The 1956 movie “Giant” starring Elizabeth Taylor, Rock Hudson, James Dean and Carroll Baker was partially filmed near the west Texas town of Marfa. The motion picture people created a Victorian mansion that represented the headquarters of the sprawling Belmont Estates. When I worked in the area in the 1980’s, whenever I drove to Marfa, I would look for the ruins of that old movie set. By then there wasn’t much left of the old mansion but a few timbers that stood out starkly against the backdrop of the wide-open Texas countryside.
The exterior of that building, which sported wide verandas and whitewashed siding, was created to represent wealth, opulence and power. In reality it was nothing but an empty hollow shell. Inside, the mansion was empty. Interior scenes were filmed elsewhere.
One day while traveling through the high desert country of Mexico I noticed something that just didn’t seem to fit—there in the middle of nowhere was an old town right out of the American Wild West. I did a quick U-turn and, while trying to avoid losing my muffler, followed a rocky trail down to that ghostly apparition.
On the main street I found a two-story hotel here, a big old saloon there, the bank across the street, the dry-goods store on the corner—all of them substantial enough buildings to do business in and to support the two or three outlaws who might be hiding on the roof until the shoot-out. It’s a real town, right? Wrong! All I had to do was to step through the door of one of those buildings and find myself nowhere to realize that, just like the “Giant” movie mansion, the whole “town” was nothing. It was made up of single-wall store fronts and what I imagined to be behind them. It was really all a façade. We all know what a façade is: it’s a false front. All the frontier towns of the nineteenth century had them, and today all the Hollywood sets representing those towns have them again.
Many of us try to make Hollywood sets of our lives. These are the people who go beyond the natural desire to present their best to the world around them; they create images that are something else, something besides the passably humble truth about themselves. Too often they put so much effort into perfecting that image, that façade, that they neglect their real selves. They build false fronts and have no time or energy left to build real people or real relationships. Once you see through the façade, it’s just like Hollywood—disappointing, nothing.

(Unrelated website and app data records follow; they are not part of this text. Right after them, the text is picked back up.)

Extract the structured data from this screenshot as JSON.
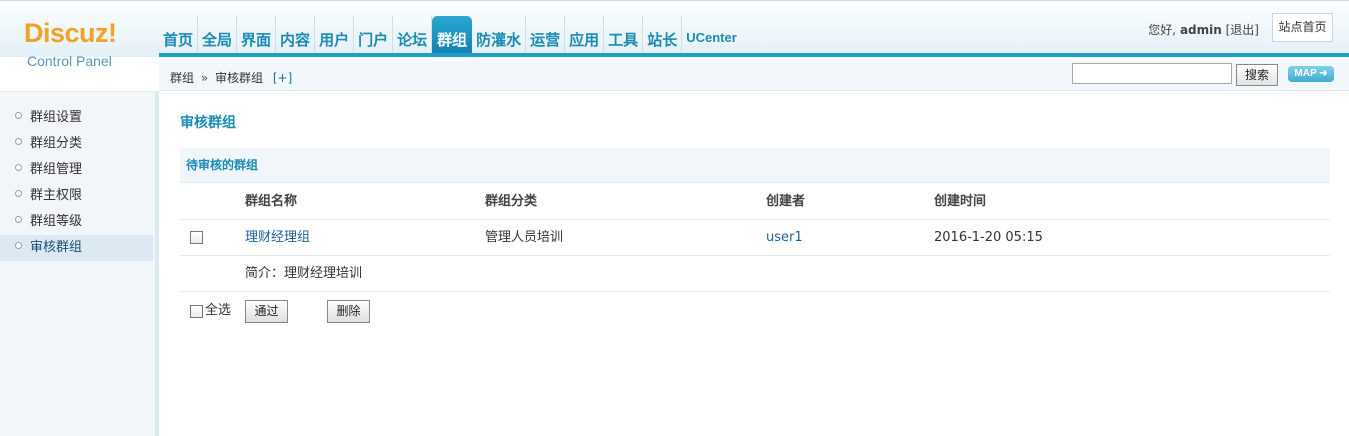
{
  "logo": {
    "name": "Discuz!",
    "subtitle": "Control Panel"
  },
  "nav": [
    "首页",
    "全局",
    "界面",
    "内容",
    "用户",
    "门户",
    "论坛",
    "群组",
    "防灌水",
    "运营",
    "应用",
    "工具",
    "站长",
    "UCenter"
  ],
  "nav_active": "群组",
  "user": {
    "greeting": "您好,",
    "name": "admin",
    "logout": "[退出]",
    "site_home": "站点首页"
  },
  "breadcrumb": {
    "parent": "群组",
    "sep": "»",
    "current": "审核群组",
    "add": "[+]"
  },
  "search": {
    "value": "",
    "button": "搜索",
    "map": "MAP ➜"
  },
  "sidebar": [
    "群组设置",
    "群组分类",
    "群组管理",
    "群主权限",
    "群组等级",
    "审核群组"
  ],
  "sidebar_active": "审核群组",
  "main": {
    "title": "审核群组",
    "section": "待审核的群组",
    "columns": [
      "群组名称",
      "群组分类",
      "创建者",
      "创建时间"
    ],
    "rows": [
      {
        "name": "理财经理组",
        "category": "管理人员培训",
        "creator": "user1",
        "time": "2016-1-20 05:15",
        "intro": "简介：理财经理培训"
      }
    ],
    "select_all": "全选",
    "approve": "通过",
    "delete": "删除"
  },
  "colors": {
    "accent": "#1b8cb3",
    "logo": "#f2a226",
    "active_tab": "#1e9dc6"
  }
}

We have all seen such people. There’s the couple with two sets of manners—one for the public and another for at home. Any time they have an audience they are gracious and charming, warm to one another, wise and patient with their children. But once they are alone, the kind words and the pretty gestures disappear, and it’s apparent that the relationship is as empty as the spot behind the doors to the dry-goods store in the Hollywood set.
Even if we could fool the people around us indefinitely, we cannot fool ourselves and we cannot fool our Lord. “Woe unto you, scribes and Pharisees, hypocrites!” He exclaimed. “For ye make clean the outside of the cup and of the platter, but within they are full of extortion and excess. Woe unto you…for ye are like unto whited sepulchres, which indeed appear beautiful outward, but are within full of dead men’s bones, and of all uncleanness. Even so ye outwardly appear righteous unto men, but within ye are full of hypocrisy and iniquity.” (Matt. 23:25, 27-28)
We cannot deny the potential greatness that is in us, but we can lose it if we cover it, with our faults, behind a giant façade. Nor can we correct our faults or learn from them or improve and grow away from them if we try to ignore them. Christ’s advice to the Pharisees is valid for us: “…cleanse first that which is within the cup and platter, that the outside of them may be clean also.” (Matt. 23:26)
A façade, or false front, isn’t worth the time and effort it takes to build and maintain. We would do well to turn our efforts from our image to our essence. We can do it if we admit where we really are and start there.